Heaney held back by forearm tightness

Angels left-hander recovering from flexor muscle strain

Heaney held back by forearm tightness

CHICAGO -- Andrew Heaney's recovery from a left flexor muscle strain is "at a little bit of a plateau," Angels manager Mike Scioscia said Tuesday. Heaney still feels tightness in his forearm when he plays catch and has yet to move beyond a distance of 60 feet.

Heaney, who entered the season as the No. 2 starter, was placed on the 15-day disabled list 13 days ago, but Scioscia said he's "got a ways to go."

"It's something that you can't force your way through," Scioscia said before a 5-0 loss to the White Sox. "It's way better than it was when he first did it, but it's not at the point where you're getting a definitive timeline of where his long toss might be when he gets on the mound."

Heaney felt soreness in his pitching forearm during his first start April 5, a circumstance that caused his velocity to drop in the later innings. He reported the issue to the Angels' coaching and medical staffs after the game and was put on the DL the following day.

Initial tests and a follow-up MRI revealed that Heaney's ulnar collateral ligament, the one that would require season-ending Tommy John surgery if torn, was perfectly sound. Doctors told Heaney that his ligament was "fat and healthy," and the 24-year-old left-hander expressed encouragement in the strength of his forearm a week into his recovery.

Heaney has played catch three times since being placed on the DL. He did so lightly the first time and felt nothing. The second time, there was "a little tightness." The third time, while extending to 60 feet over the weekend in Minnesota, Heaney "really tried to put something on it" and felt tight once again.

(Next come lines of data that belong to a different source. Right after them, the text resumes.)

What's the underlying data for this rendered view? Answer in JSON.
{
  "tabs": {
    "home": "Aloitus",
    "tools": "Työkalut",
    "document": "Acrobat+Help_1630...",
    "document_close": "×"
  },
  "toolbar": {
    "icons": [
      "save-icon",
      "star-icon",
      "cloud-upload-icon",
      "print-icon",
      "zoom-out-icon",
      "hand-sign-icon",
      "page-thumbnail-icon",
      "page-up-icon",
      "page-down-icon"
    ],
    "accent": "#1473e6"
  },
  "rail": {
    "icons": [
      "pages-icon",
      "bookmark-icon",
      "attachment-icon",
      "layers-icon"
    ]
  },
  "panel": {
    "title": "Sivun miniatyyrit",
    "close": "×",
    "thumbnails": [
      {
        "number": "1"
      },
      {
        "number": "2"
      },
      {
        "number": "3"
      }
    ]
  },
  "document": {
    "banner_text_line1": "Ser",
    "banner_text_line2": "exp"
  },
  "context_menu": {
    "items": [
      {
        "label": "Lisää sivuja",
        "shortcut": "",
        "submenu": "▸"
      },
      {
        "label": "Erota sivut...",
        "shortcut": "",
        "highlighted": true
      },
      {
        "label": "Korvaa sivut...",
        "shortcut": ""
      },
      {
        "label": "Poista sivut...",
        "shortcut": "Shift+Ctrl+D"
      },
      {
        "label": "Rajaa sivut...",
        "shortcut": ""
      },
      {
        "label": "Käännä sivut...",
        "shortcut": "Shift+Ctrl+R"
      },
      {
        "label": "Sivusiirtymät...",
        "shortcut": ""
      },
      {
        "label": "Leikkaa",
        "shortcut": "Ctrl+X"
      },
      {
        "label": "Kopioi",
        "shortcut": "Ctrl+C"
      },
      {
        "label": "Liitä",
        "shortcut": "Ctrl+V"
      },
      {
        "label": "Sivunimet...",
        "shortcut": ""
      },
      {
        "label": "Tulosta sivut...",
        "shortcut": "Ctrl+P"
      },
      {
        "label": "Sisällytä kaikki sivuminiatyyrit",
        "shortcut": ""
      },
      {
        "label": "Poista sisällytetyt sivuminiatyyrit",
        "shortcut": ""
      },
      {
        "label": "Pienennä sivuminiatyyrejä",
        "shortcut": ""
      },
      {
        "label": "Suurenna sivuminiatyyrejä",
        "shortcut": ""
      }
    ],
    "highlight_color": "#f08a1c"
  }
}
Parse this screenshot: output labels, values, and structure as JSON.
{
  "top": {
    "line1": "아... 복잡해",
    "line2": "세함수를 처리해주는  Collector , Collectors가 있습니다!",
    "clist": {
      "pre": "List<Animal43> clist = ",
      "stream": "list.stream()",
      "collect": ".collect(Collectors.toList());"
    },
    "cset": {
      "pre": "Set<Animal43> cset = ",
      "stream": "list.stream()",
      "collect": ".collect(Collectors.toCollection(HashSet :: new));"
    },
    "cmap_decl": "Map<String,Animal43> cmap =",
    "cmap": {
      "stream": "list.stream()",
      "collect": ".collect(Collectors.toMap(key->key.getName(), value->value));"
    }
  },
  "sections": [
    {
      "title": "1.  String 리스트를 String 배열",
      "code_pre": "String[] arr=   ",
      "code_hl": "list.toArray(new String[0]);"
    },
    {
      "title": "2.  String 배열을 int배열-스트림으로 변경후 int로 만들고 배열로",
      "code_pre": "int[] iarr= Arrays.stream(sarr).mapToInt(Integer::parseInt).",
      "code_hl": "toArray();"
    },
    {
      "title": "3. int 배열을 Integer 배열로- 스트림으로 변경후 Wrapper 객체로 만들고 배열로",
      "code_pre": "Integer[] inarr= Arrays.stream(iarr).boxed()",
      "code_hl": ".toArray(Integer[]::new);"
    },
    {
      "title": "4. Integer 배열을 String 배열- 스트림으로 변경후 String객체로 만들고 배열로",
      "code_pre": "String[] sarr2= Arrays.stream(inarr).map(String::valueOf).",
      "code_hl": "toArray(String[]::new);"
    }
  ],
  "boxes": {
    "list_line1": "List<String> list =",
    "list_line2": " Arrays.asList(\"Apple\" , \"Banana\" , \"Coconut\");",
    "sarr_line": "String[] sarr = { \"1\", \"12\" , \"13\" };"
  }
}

"So they said, 'Listen, you can only get worse from here,'" Heaney said. "'You can't get any better trying to throw through it. Let's shut it down and re-evaluate it and make sure that we're 100 percent when we start getting back on it.'"

Heaney doesn't necessarily consider this "shutting it down," because he doesn't believe he ever officially began a throwing program. He was merely testing the injury. The tightness has left the base of his forearm, but there's still some lingering near his elbow.

His ligament, however, remains sound.

Surgery has not been discussed.

"It hasn't even really been a topic," Heaney said. "And I've had no trouble doing all the things they've given me. I'm pretty much going through my daily activity as if I was on a [starting pitcher's five-day schedule], except I'm not throwing."

Worth noting

C.J. Wilson, rehabbing from tendinitis in his left shoulder in Arizona, is playing catch from 90 feet but also has a long way to go. Scioscia said Wilson would have to back up to at least 150 feet before he can get on the mound again.

Geovany Soto has caught all three of Hector Santiago's starts. It's by design, becuase Scioscia believes the two have built a rapport since Spring Training began. But Carlos Perez will eventually catch Santiago, too.

• Left-handed-hitting Rule 5 Draft pick Ji-Man Choi has started only two of the Angels' first 13 games and wasn't in the starting lineup Tuesday, even though the Angels faced a righty. Choi also hasn't been used as a late-game defensive replacement.

Alden Gonzalez is a reporter for MLB.com. Follow him on Twitter @Alden_Gonzalez and Facebook , and listen to his podcast. This story was not subject to the approval of Major League Baseball or its clubs.